Since 1970, the Democratic Party has held substantial majorities in both houses of the California Legislature. During this time, a political machine has arisen in this state comparable to the Daley Political Machine in Chicago or Tammany Hall in New York : The public employee unions.

The public employee unions have aggressively used the power of the purse to buy influence in Sacramento. In the 2008 election alone, the public employee unions gave more than 38 million dollars to political candidates and were the single largest donor in at least 19 (of 80) assembly and 10 (of 40) state senate campaigns (1,2). Donations from the public employee unions totaling more than a third of a candidate’s total contributions were common in all of these races.

The results of this influence buying have reaped huge dividends for the unions. They have been able to run through appropriations which have afforded them far better salaries and pension benefits then can be found virtually anywhere else in either the public or private sector. Worse yet, many of California’s 450+ local governments, flush with cash from the dot com bubble of the 90s, adopted similar pension and salaries models to remain competitive with respect to attracting manpower. The results of this have been disastrous: numerous municipalities, such as Vallejo, have had to declare bankruptcy due to their pension and salary obligations. Countless others are being forced to eschew essential public services to ensure they are able to meet the obligations of these overly generous benefits (3).

Many former employees are getting very rich at the state’s expense. Over 9,000 California public retirees are collecting six figure lifetime pensions, some approaching $500,000 a year. With respect to salaries, more than 300 members of the California Highway Patrol and 200 members of the California State Water Board are earning six figure salaries. These salaries seem extremely generous for public employees, especially given the other benefits they receive, when compared to the median California income of $54,000 (4,5).

Public employees should be fairly compensated for the vital services they provide for the state: educating our children, keeping our streets safe, and countless other services. They are entitled to a fair wage and good benefits. However, one should not get wealthy from civil service and unfortunately, that is exactly what is happening and it is bankrupting the state.

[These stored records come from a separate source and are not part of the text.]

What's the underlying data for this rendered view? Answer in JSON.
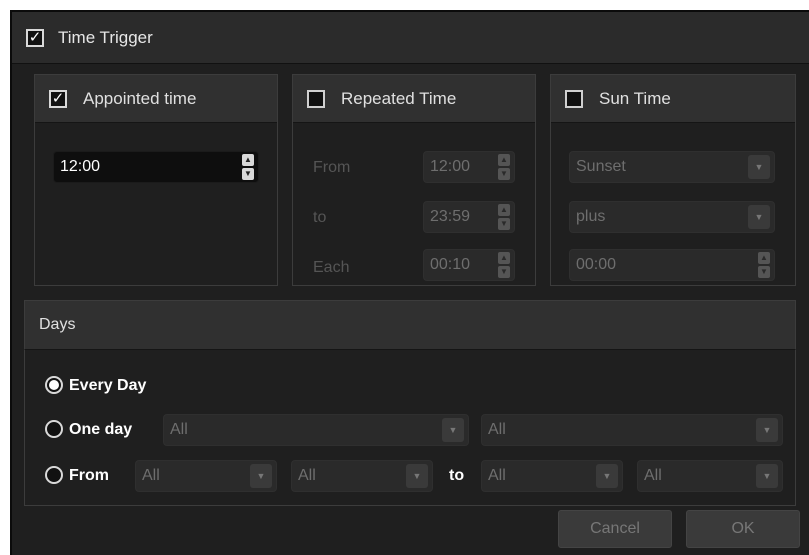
{
  "title": "Time Trigger",
  "title_checked": true,
  "appointed": {
    "label": "Appointed time",
    "checked": true,
    "time": "12:00"
  },
  "repeated": {
    "label": "Repeated Time",
    "checked": false,
    "from_label": "From",
    "from_value": "12:00",
    "to_label": "to",
    "to_value": "23:59",
    "each_label": "Each",
    "each_value": "00:10"
  },
  "sun": {
    "label": "Sun Time",
    "checked": false,
    "event": "Sunset",
    "offset_mode": "plus",
    "offset": "00:00"
  },
  "days": {
    "label": "Days",
    "every_day": "Every Day",
    "one_day": "One day",
    "one_day_select1": "All",
    "one_day_select2": "All",
    "from": "From",
    "from_select1": "All",
    "from_select2": "All",
    "to": "to",
    "to_select1": "All",
    "to_select2": "All",
    "selected": "every_day"
  },
  "buttons": {
    "cancel": "Cancel",
    "ok": "OK"
  }
}
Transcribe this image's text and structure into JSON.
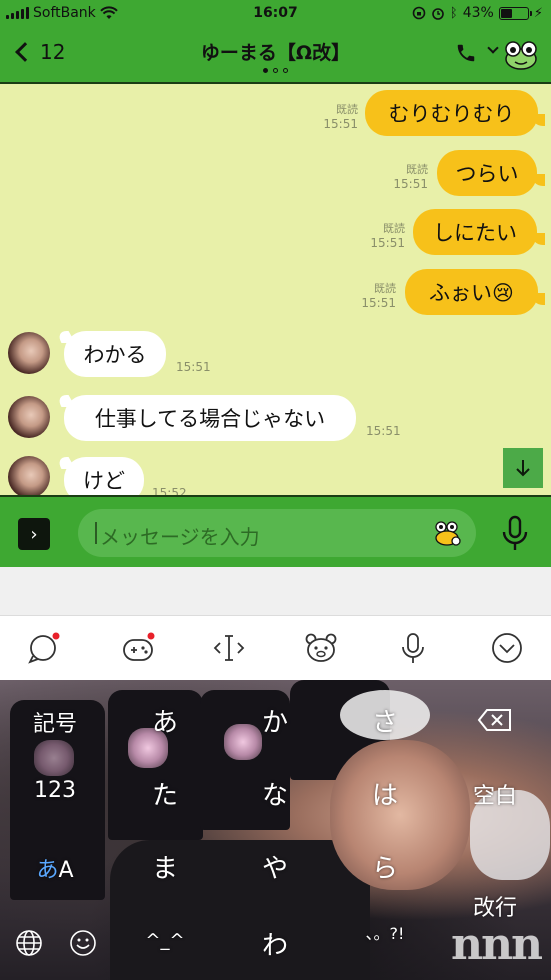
{
  "status_bar": {
    "carrier": "SoftBank",
    "time": "16:07",
    "battery_percent": "43%",
    "battery_level": 0.43,
    "icons": [
      "signal-icon",
      "wifi-icon",
      "rotation-lock-icon",
      "alarm-icon",
      "bluetooth-icon",
      "battery-icon",
      "charging-icon"
    ]
  },
  "header": {
    "back_count": "12",
    "title": "ゆーまる【Ω改】",
    "page_indicator": {
      "count": 3,
      "active": 1
    },
    "icons": [
      "back-chevron-icon",
      "phone-icon",
      "chevron-down-icon",
      "frog-mascot-icon"
    ]
  },
  "messages": [
    {
      "side": "out",
      "text": "むりむりむり",
      "read": "既読",
      "time": "15:51"
    },
    {
      "side": "out",
      "text": "つらい",
      "read": "既読",
      "time": "15:51"
    },
    {
      "side": "out",
      "text": "しにたい",
      "read": "既読",
      "time": "15:51"
    },
    {
      "side": "out",
      "text": "ふぉい😢",
      "read": "既読",
      "time": "15:51"
    },
    {
      "side": "in",
      "text": "わかる",
      "time": "15:51"
    },
    {
      "side": "in",
      "text": "仕事してる場合じゃない",
      "time": "15:51"
    },
    {
      "side": "in",
      "text": "けど",
      "time": "15:52"
    }
  ],
  "input": {
    "placeholder": "メッセージを入力"
  },
  "toolbar": {
    "icons": [
      "chat-bubble-icon",
      "emoji-game-icon",
      "cursor-move-icon",
      "bear-face-icon",
      "microphone-icon",
      "chevron-down-circle-icon"
    ]
  },
  "keyboard": {
    "rows": [
      [
        "記号",
        "あ",
        "か",
        "さ",
        "⌫"
      ],
      [
        "123",
        "た",
        "な",
        "は",
        "空白"
      ],
      [
        "あA",
        "ま",
        "や",
        "ら",
        "改行"
      ],
      [
        "🌐",
        "☺",
        "^_^",
        "わ",
        "?。、!"
      ]
    ],
    "punct_key": "、。?!",
    "caret_face": "^_^",
    "watermark": "nnn"
  },
  "colors": {
    "header_green": "#3ea832",
    "chat_background": "#e8f0a9",
    "outgoing_bubble": "#f7c11a",
    "incoming_bubble": "#ffffff",
    "notification_dot": "#e8202a"
  }
}
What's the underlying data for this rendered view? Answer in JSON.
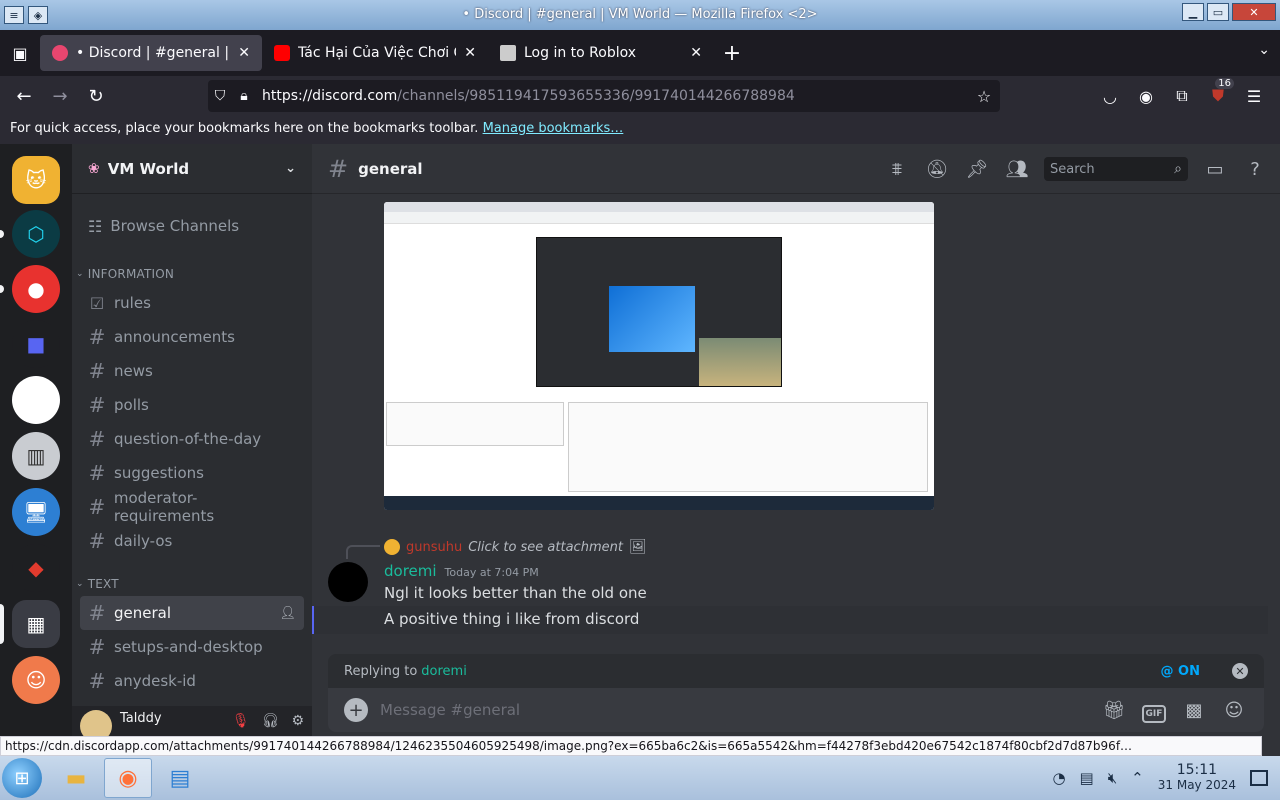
{
  "window": {
    "title": "• Discord | #general | VM World — Mozilla Firefox <2>",
    "buttons": [
      "▁",
      "▭",
      "✕"
    ]
  },
  "browser": {
    "tabs": [
      {
        "title": "• Discord | #general | VM World",
        "active": true,
        "favicon_color": "#e8466f"
      },
      {
        "title": "Tác Hại Của Việc Chơi Game",
        "active": false,
        "favicon_color": "#ff0000"
      },
      {
        "title": "Log in to Roblox",
        "active": false,
        "favicon_color": "#cccccc"
      }
    ],
    "tab_close_glyph": "✕",
    "new_tab_glyph": "+",
    "url_host": "https://discord.com",
    "url_path": "/channels/985119417593655336/991740144266788984",
    "extension_badge": "16",
    "bookmarks_text": "For quick access, place your bookmarks here on the bookmarks toolbar.",
    "bookmarks_link": "Manage bookmarks…",
    "status_url": "https://cdn.discordapp.com/attachments/991740144266788984/1246235504605925498/image.png?ex=665ba6c2&is=665a5542&hm=f44278f3ebd420e67542c1874f80cbf2d7d87b96f…"
  },
  "guilds": [
    {
      "name": "pet-server",
      "color": "#f0b232",
      "glyph": "🐱"
    },
    {
      "name": "shield-server",
      "color": "#0b3b44",
      "glyph": "⬡"
    },
    {
      "name": "red-server",
      "color": "#e8322f",
      "glyph": "●"
    },
    {
      "name": "folder",
      "color": "#1e1f22",
      "glyph": "■"
    },
    {
      "name": "white-server",
      "color": "#ffffff",
      "glyph": ""
    },
    {
      "name": "pillar-server",
      "color": "#c9ccd1",
      "glyph": "▥"
    },
    {
      "name": "ultraviewer-server",
      "color": "#2d7fd3",
      "glyph": "🖥"
    },
    {
      "name": "anydesk-server",
      "color": "#e23b2e",
      "glyph": "◆"
    },
    {
      "name": "vm-world-server",
      "color": "#3a3c44",
      "glyph": "▦"
    },
    {
      "name": "cartoon-server",
      "color": "#f07a4b",
      "glyph": "☺"
    }
  ],
  "sidebar": {
    "server_name": "VM World",
    "browse_label": "Browse Channels",
    "category_info": "INFORMATION",
    "info_channels": [
      "rules",
      "announcements",
      "news",
      "polls",
      "question-of-the-day",
      "suggestions",
      "moderator-requirements",
      "daily-os"
    ],
    "category_text": "TEXT",
    "text_channels": [
      "general",
      "setups-and-desktop",
      "anydesk-id"
    ],
    "active_channel": "general"
  },
  "user": {
    "name": "Talddy"
  },
  "chat": {
    "channel_name": "general",
    "search_placeholder": "Search",
    "reply_ref_author": "gunsuhu",
    "reply_ref_text": "Click to see attachment",
    "author": "doremi",
    "timestamp": "Today at 7:04 PM",
    "lines": [
      "Ngl it looks better than the old one",
      "A positive thing i like from discord"
    ],
    "replying_prefix": "Replying to",
    "replying_to": "doremi",
    "mention_toggle": "@ ON",
    "composer_placeholder": "Message #general",
    "gif_label": "GIF"
  },
  "taskbar": {
    "time": "15:11",
    "date": "31 May 2024"
  },
  "colors": {
    "accent": "#5865f2",
    "author": "#1abc9c",
    "link": "#00a8fc"
  }
}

The cost of paying this burden is bankrupting the state pension fund. CalPers (the California State Employees Pension Fund) paid out over 10 billion dollars in pension benefits last year alone and is tens of billions of dollars in the red. Trying to keep up with overly generous donations, it to gamble on over 20 billion in mortgage backed securities, much of which was lost in the stock market collapse of 2007-2008 (6,7). The State’s Legislative Analysis Office now estimates the state’s total unfunded liability from all its pension obligations at over 100 billion dollars, a burden which will carry onto California’s children for years to come (8).

Virtually everyone in Sacramento and city halls throughout the state is all too aware of the problem. What is seriously lacking in the incumbent party is the chutzpah to stand up to the unions and address the problem, as Bill Lockyer, the State Treasurer, summarizes quite succinctly here:

The Tea Party Patriots of California have banded together to promote a ballot measure to help end the madness: The Citizen’s Power Initiative. This constitutional initiative will change the political contribution rules for public employee unions to curb the power buying that is bankrupting the state. In the current arrangement union members must “opt out” and ask to not have their dues used for political purposes. This initiative would change the rules so that members would have the “opt in” process where they must be asked for their permission for specific contributions. This will require that the unions reserve their organizational resources for specific elections where their interests are directly at stake, rather than blanket contributions which only serve to buy power.

These restrictions already exist in over 40 other states and at the federal level. Public employee unions should be fully entitled to lobby and contribute to political causes in their interests; however, they should be subject to the same restrictions as private enterprises. Publicly traded companies that want to lobby and contribute to campaigns must set up a PAC and ask their employees to contribute to it. Unions should be no different.

To succeed, California tea partiers will need to collect over 650,000 signatures from voters across the state by May 29, 2010. These patriots need all the help they can get to make this possible. Please go to and find out how you can contribute to their effort. Even if you don’t live in California, this is an important opportunity for you to promote limited government and stop this madness before it spreads to your state.

Unless we do something to stop this, the pension and salary burdens upon the state will continue to get worse. Californians will get to look forward to another string of state bankruptcies, higher interest rates and continued shrinking reserves for essential services like education, roads and law enforcement.We must educate, empower and mobilize the thousands of citizens across the state to support this initiative, while we still have a chance.